Long before you actually see Patricia Urquiola, you can usually hear her. The Oviedo-born, Milan-based architect’s Spanish-inflected Italian clicks at a million miles a minute in a thundering, yet chirpy tone. She is the only woman we know who can roar like a blond lioness to bring high-powered businessmen to their knees– and yet still be as charming as a purring kitten.
When she finally materializes in physical form, the electric Urquiola package is wrapped up in eye-bending style. On this weekday morning in Milan, the 54-year-old has boldly thrown on fringe-front rocker slip-on shoes by Pierre Hardy with orange lurex socks, a black Lanvin coat and cropped rust colored Marni pants. She shoots across her dining room like a tornado.
“I’m fast—fast, fast, fast, fast!” she says, blasting words like bullets and running upstairs while tweeting directives to a trailing staff of employees. “I’m a beast of speed. The minute I get into something, I go full on.”

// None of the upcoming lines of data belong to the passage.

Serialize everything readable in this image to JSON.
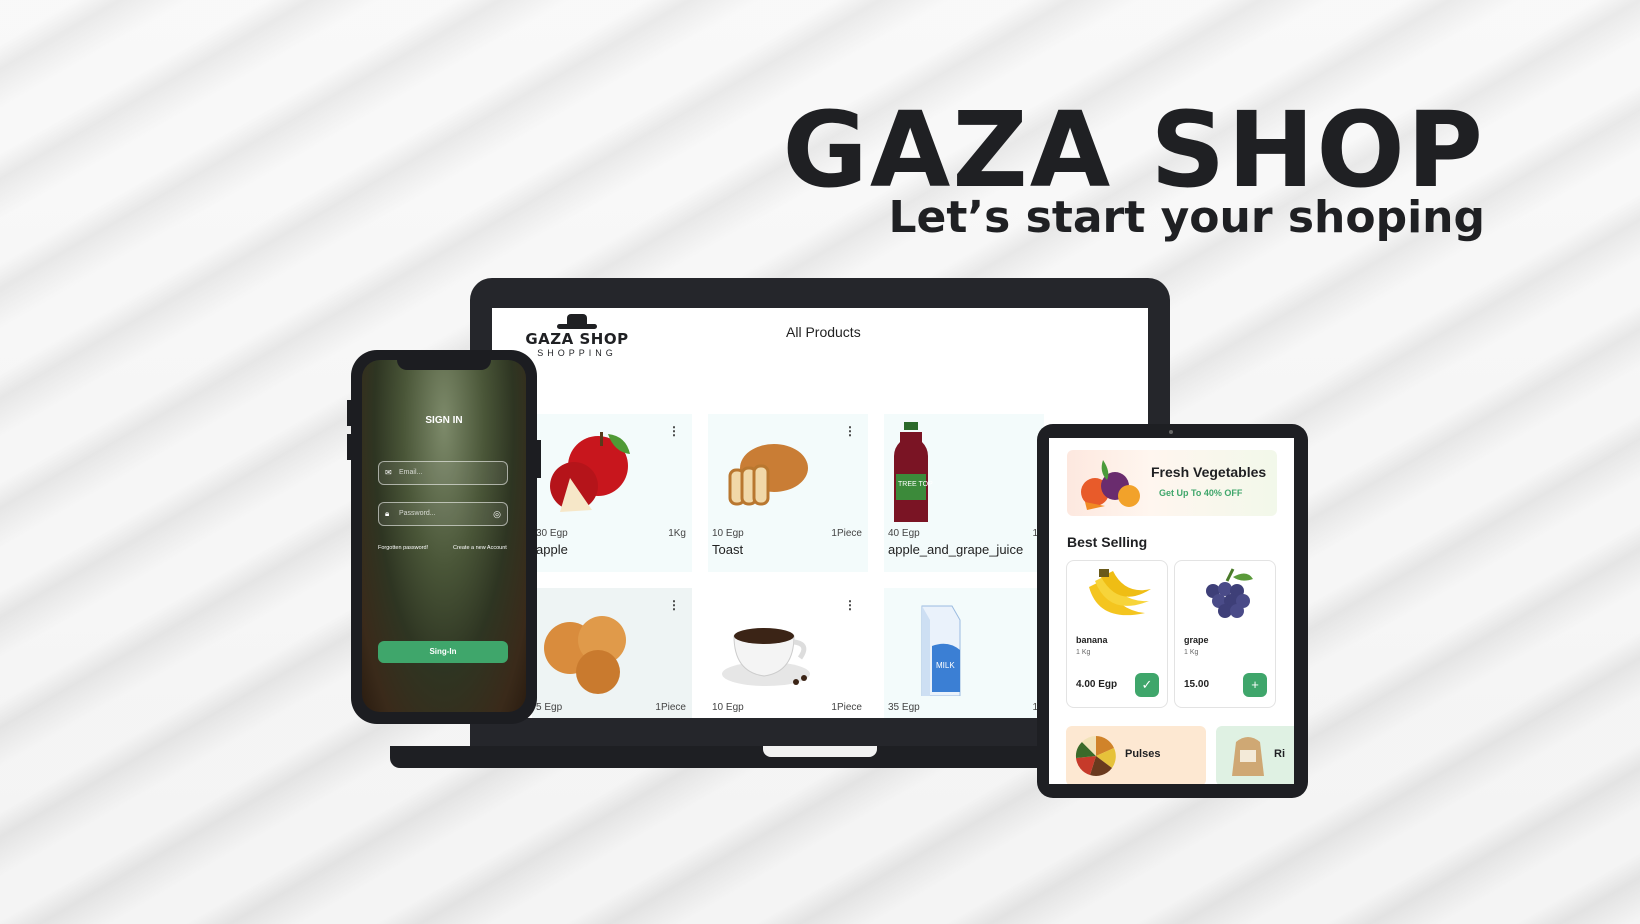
{
  "hero": {
    "title": "GAZA SHOP",
    "subtitle": "Let’s start your shoping"
  },
  "desktop": {
    "logo_name": "GAZA SHOP",
    "logo_tag": "SHOPPING",
    "screen_title": "All Products",
    "products": [
      {
        "price": "30 Egp",
        "unit": "1Kg",
        "name": "apple",
        "icon": "apple-image"
      },
      {
        "price": "10 Egp",
        "unit": "1Piece",
        "name": "Toast",
        "icon": "toast-image"
      },
      {
        "price": "40 Egp",
        "unit": "1",
        "name": "apple_and_grape_juice",
        "icon": "juice-bottle-image"
      },
      {
        "price": "5 Egp",
        "unit": "1Piece",
        "name": "",
        "icon": "buns-image"
      },
      {
        "price": "10 Egp",
        "unit": "1Piece",
        "name": "",
        "icon": "coffee-cup-image"
      },
      {
        "price": "35 Egp",
        "unit": "1",
        "name": "",
        "icon": "milk-carton-image"
      }
    ]
  },
  "phone": {
    "title": "SIGN IN",
    "email_placeholder": "Email...",
    "password_placeholder": "Password...",
    "forgot_link": "Forgotten password!",
    "create_link": "Create a new Account",
    "signin_button": "Sing-In"
  },
  "tablet": {
    "banner_title": "Fresh Vegetables",
    "banner_sub": "Get Up To 40%  OFF",
    "section_title": "Best Selling",
    "products": [
      {
        "name": "banana",
        "qty": "1 Kg",
        "price": "4.00 Egp",
        "action": "✓"
      },
      {
        "name": "grape",
        "qty": "1 Kg",
        "price": "15.00",
        "action": "+"
      }
    ],
    "categories": [
      {
        "label": "Pulses",
        "color": "#fde8d2"
      },
      {
        "label": "Ri",
        "color": "#dff1e3"
      }
    ]
  },
  "colors": {
    "accent": "#3fa66b",
    "dark": "#1f2023"
  }
}
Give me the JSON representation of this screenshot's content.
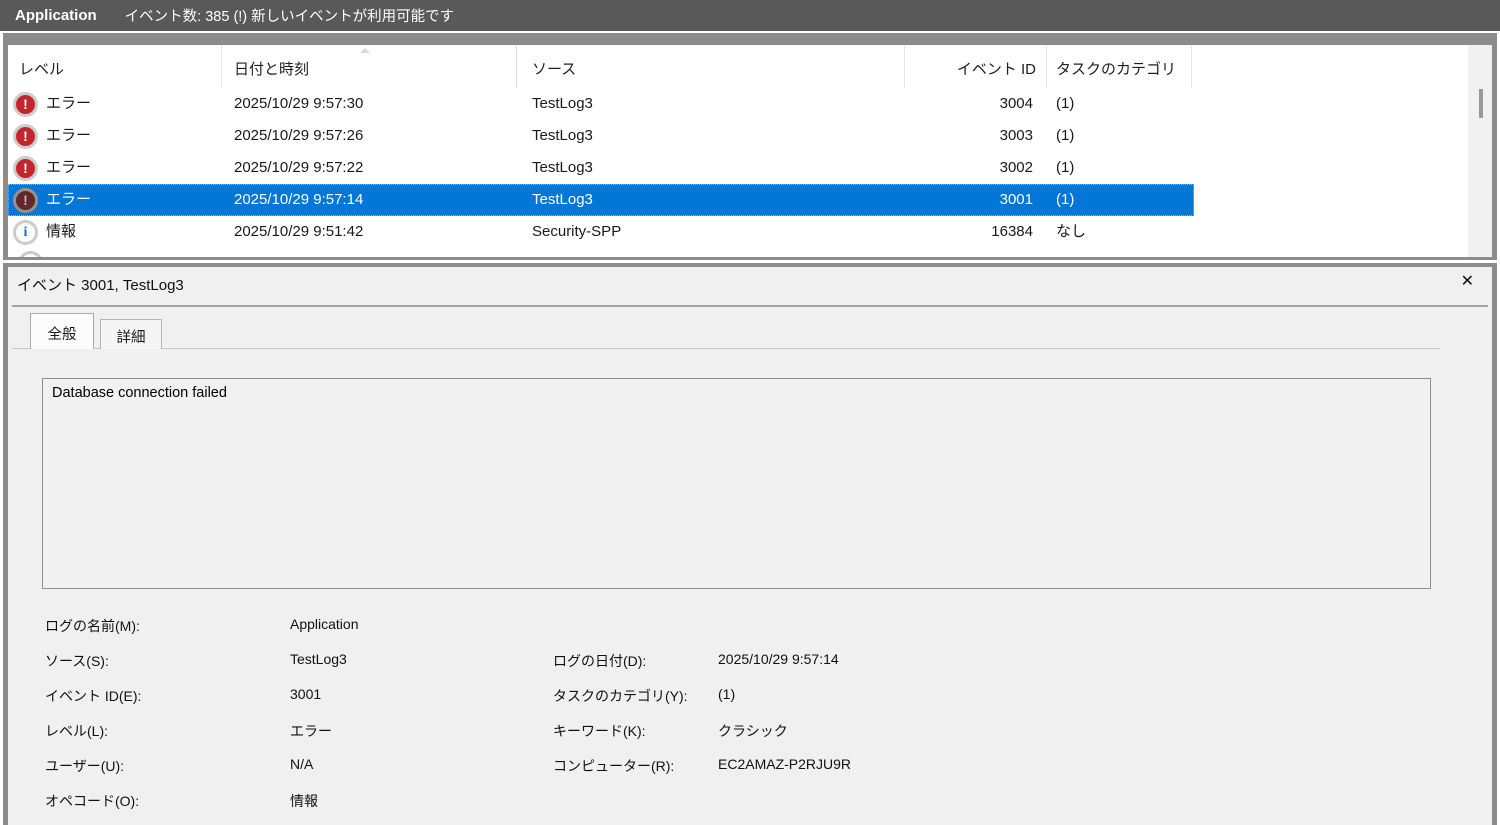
{
  "topbar": {
    "log_name": "Application",
    "status": "イベント数: 385 (!) 新しいイベントが利用可能です"
  },
  "event_table": {
    "columns": [
      "レベル",
      "日付と時刻",
      "ソース",
      "イベント ID",
      "タスクのカテゴリ"
    ],
    "rows": [
      {
        "icon": "error-icon",
        "icon_glyph": "!",
        "level": "エラー",
        "datetime": "2025/10/29 9:57:30",
        "source": "TestLog3",
        "event_id": "3004",
        "category": "(1)",
        "selected": false
      },
      {
        "icon": "error-icon",
        "icon_glyph": "!",
        "level": "エラー",
        "datetime": "2025/10/29 9:57:26",
        "source": "TestLog3",
        "event_id": "3003",
        "category": "(1)",
        "selected": false
      },
      {
        "icon": "error-icon",
        "icon_glyph": "!",
        "level": "エラー",
        "datetime": "2025/10/29 9:57:22",
        "source": "TestLog3",
        "event_id": "3002",
        "category": "(1)",
        "selected": false
      },
      {
        "icon": "error-icon",
        "icon_glyph": "!",
        "level": "エラー",
        "datetime": "2025/10/29 9:57:14",
        "source": "TestLog3",
        "event_id": "3001",
        "category": "(1)",
        "selected": true
      },
      {
        "icon": "info-icon",
        "icon_glyph": "i",
        "level": "情報",
        "datetime": "2025/10/29 9:51:42",
        "source": "Security-SPP",
        "event_id": "16384",
        "category": "なし",
        "selected": false
      }
    ]
  },
  "detail_panel": {
    "title": "イベント 3001, TestLog3",
    "close_glyph": "✕",
    "tabs": [
      {
        "label": "全般",
        "active": true
      },
      {
        "label": "詳細",
        "active": false
      }
    ],
    "message": "Database connection failed",
    "fields": [
      {
        "label_left": "ログの名前(M):",
        "value_left": "Application",
        "label_right": "",
        "value_right": ""
      },
      {
        "label_left": "ソース(S):",
        "value_left": "TestLog3",
        "label_right": "ログの日付(D):",
        "value_right": "2025/10/29 9:57:14"
      },
      {
        "label_left": "イベント ID(E):",
        "value_left": "3001",
        "label_right": "タスクのカテゴリ(Y):",
        "value_right": "(1)"
      },
      {
        "label_left": "レベル(L):",
        "value_left": "エラー",
        "label_right": "キーワード(K):",
        "value_right": "クラシック"
      },
      {
        "label_left": "ユーザー(U):",
        "value_left": "N/A",
        "label_right": "コンピューター(R):",
        "value_right": "EC2AMAZ-P2RJU9R"
      },
      {
        "label_left": "オペコード(O):",
        "value_left": "情報",
        "label_right": "",
        "value_right": ""
      }
    ]
  },
  "colors": {
    "selection_blue": "#0277d8",
    "error_red": "#c5262c",
    "info_blue": "#1a68d6",
    "topbar_gray": "#595959",
    "panel_gray": "#f0f0f0",
    "frame_gray": "#8c8c8c"
  }
}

Urquiola thinks, talks, walks, works and zips around the globe at lightening speed—and she’s got a body of work to prove it. Over her 30-plus year career, she has designed Moroso couches, B&B Italia chairs and carpets, one of a kind wall art, Flos lamps and perfect tableware from Kartell.
By now, she is one of the most important female furniture designers in the world and a coveted hired gun for the world’s top design companies. But she plays down the fame. “I’m an instrument, like a chef, designer, or an artist,” she explains. “What I do is me. If you like that, I like you. I am less interesting than what I do. I’m a medium.”
As such, she designs approximately 30 new products per year ranging from kitchens and couches to carpets and tiles. In contrast to most of her male contemporaries, Urquiola’s work is characterized by live-wire color, rambunctious pattern and an unbridled sense of optimism. The creativity occurs at her 20 plus person studio in Milan, conveniently located downstairs from her two story home which she shares with her daughters Sofia age 10, Giulia age 20 and her Italian husband Alberto 45, who also runs the studio. It’s a unique home-work situation that allows Urquiola to do what so few women actually can: run a happy home and also a successful empire.
“I know how to split the time,” she says. “My husband and I move easily from the house to the garden to the studio and are usually talking about work. Sometimes I go down to the office in my pajamas.”
Usually, however, she’s in a feisty, original mix of runway fashion. Her closet is packed with Dries Van Noten knit tunics, Stella McCartney mock crock pint coats, boxy Celine outerwear and python patchwork Birkenstocks by Isabell Marant.
“They’re not very feminine,” she observes of her favorite fashion items. “They’re objects I have fun with—they’re more like toys.”
Similarly, Urquiola’s home has the layered, unruly air of an unconventional collector, rather than the minimal control of a cool curator. Her two-floor apartment and her two terraces are stuffed with patterns, books, objects, products and design prototypes, most of which she has designed herself.
“I find it insane when designers live in homes that look like design museums,” she says of her cozy chaos. “You need to live with the objects you design. So, everything goes up and down from the studio. All of my objects are like wine. They stay there to mature and then I think what to do with them.”
At the moment, she has paired rusted low-rise B&B coffee table protoypes (that were destined for the trash bin) with crystal bubble lamps by Foscarini, Boodri marble tables, her Fat Fat stools and side tables for B&B, wall textiles she designed for Kvadrat, and resin intarsia artwork she did for Milan design gallery Nilufar.
The rowdiness unfurls outdoors where Urquiola has allowed her garden to explode like a wild jungle populated with her own unusual outdoor furniture designs. Amidst undisciplined foliage, there are Kettal outdoor armchairs, multicolor Moroso plastic chairs, high-backed B&B outdoor arm chairs and a color-flecked plastic outdoor carpet she designed that looks to be made of woven wool.
“Your home must correspond with your personality,” Urquiola trills. “I don’t like it when the house doesn’t fit with the person who owns it. This is the only drama in design.”
– J. J. Martin